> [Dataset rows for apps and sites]
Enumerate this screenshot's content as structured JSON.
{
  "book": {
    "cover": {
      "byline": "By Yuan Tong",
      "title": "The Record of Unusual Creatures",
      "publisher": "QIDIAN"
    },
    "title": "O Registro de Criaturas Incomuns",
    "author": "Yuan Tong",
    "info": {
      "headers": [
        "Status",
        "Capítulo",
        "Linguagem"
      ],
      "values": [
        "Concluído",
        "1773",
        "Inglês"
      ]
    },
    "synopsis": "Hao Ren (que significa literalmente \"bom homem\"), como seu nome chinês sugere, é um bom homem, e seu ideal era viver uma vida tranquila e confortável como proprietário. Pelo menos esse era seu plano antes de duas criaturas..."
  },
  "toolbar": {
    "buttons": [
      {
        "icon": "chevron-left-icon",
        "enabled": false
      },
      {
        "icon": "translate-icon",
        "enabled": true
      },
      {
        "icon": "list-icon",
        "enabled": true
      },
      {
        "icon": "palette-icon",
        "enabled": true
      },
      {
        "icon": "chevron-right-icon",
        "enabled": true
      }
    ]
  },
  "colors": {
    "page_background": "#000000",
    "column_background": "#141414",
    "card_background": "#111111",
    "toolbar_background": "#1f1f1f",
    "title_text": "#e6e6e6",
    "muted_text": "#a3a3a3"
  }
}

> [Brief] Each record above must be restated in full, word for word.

> [Answer below]
Enumerate this screenshot's content as structured JSON.
{
  "book": {
    "cover": {
      "byline": "By Yuan Tong",
      "title": "The Record of Unusual Creatures",
      "publisher": "QIDIAN"
    },
    "title": "O Registro de Criaturas Incomuns",
    "author": "Yuan Tong",
    "info": {
      "headers": [
        "Status",
        "Capítulo",
        "Linguagem"
      ],
      "values": [
        "Concluído",
        "1773",
        "Inglês"
      ]
    },
    "synopsis": "Hao Ren (que significa literalmente \"bom homem\"), como seu nome chinês sugere, é um bom homem, e seu ideal era viver uma vida tranquila e confortável como proprietário. Pelo menos esse era seu plano antes de duas criaturas..."
  },
  "toolbar": {
    "buttons": [
      {
        "icon": "chevron-left-icon",
        "enabled": false
      },
      {
        "icon": "translate-icon",
        "enabled": true
      },
      {
        "icon": "list-icon",
        "enabled": true
      },
      {
        "icon": "palette-icon",
        "enabled": true
      },
      {
        "icon": "chevron-right-icon",
        "enabled": true
      }
    ]
  },
  "colors": {
    "page_background": "#000000",
    "column_background": "#141414",
    "card_background": "#111111",
    "toolbar_background": "#1f1f1f",
    "title_text": "#e6e6e6",
    "muted_text": "#a3a3a3"
  }
}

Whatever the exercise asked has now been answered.